Task item: For every line in the material, set down an identical one.
────────────────────
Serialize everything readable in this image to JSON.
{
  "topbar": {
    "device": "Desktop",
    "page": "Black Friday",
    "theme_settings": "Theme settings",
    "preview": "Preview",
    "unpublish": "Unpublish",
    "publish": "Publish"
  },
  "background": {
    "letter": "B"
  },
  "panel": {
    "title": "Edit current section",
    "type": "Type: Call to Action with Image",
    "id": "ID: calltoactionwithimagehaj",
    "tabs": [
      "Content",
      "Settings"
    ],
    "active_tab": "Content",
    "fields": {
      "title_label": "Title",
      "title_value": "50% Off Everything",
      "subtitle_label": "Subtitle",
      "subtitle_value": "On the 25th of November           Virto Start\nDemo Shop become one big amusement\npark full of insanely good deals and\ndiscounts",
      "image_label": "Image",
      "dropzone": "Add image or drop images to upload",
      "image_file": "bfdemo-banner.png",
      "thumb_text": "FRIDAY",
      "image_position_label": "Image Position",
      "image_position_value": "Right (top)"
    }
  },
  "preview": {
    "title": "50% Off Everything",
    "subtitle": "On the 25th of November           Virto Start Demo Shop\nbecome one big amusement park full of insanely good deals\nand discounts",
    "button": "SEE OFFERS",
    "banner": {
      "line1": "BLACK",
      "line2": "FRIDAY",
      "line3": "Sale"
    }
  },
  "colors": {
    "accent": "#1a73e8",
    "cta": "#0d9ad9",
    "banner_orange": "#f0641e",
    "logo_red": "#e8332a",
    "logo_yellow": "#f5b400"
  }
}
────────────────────
Response to the task:
Serialize everything readable in this image to JSON.
{
  "topbar": {
    "device": "Desktop",
    "page": "Black Friday",
    "theme_settings": "Theme settings",
    "preview": "Preview",
    "unpublish": "Unpublish",
    "publish": "Publish"
  },
  "background": {
    "letter": "B"
  },
  "panel": {
    "title": "Edit current section",
    "type": "Type: Call to Action with Image",
    "id": "ID: calltoactionwithimagehaj",
    "tabs": [
      "Content",
      "Settings"
    ],
    "active_tab": "Content",
    "fields": {
      "title_label": "Title",
      "title_value": "50% Off Everything",
      "subtitle_label": "Subtitle",
      "subtitle_value": "On the 25th of November           Virto Start\nDemo Shop become one big amusement\npark full of insanely good deals and\ndiscounts",
      "image_label": "Image",
      "dropzone": "Add image or drop images to upload",
      "image_file": "bfdemo-banner.png",
      "thumb_text": "FRIDAY",
      "image_position_label": "Image Position",
      "image_position_value": "Right (top)"
    }
  },
  "preview": {
    "title": "50% Off Everything",
    "subtitle": "On the 25th of November           Virto Start Demo Shop\nbecome one big amusement park full of insanely good deals\nand discounts",
    "button": "SEE OFFERS",
    "banner": {
      "line1": "BLACK",
      "line2": "FRIDAY",
      "line3": "Sale"
    }
  },
  "colors": {
    "accent": "#1a73e8",
    "cta": "#0d9ad9",
    "banner_orange": "#f0641e",
    "logo_red": "#e8332a",
    "logo_yellow": "#f5b400"
  }
}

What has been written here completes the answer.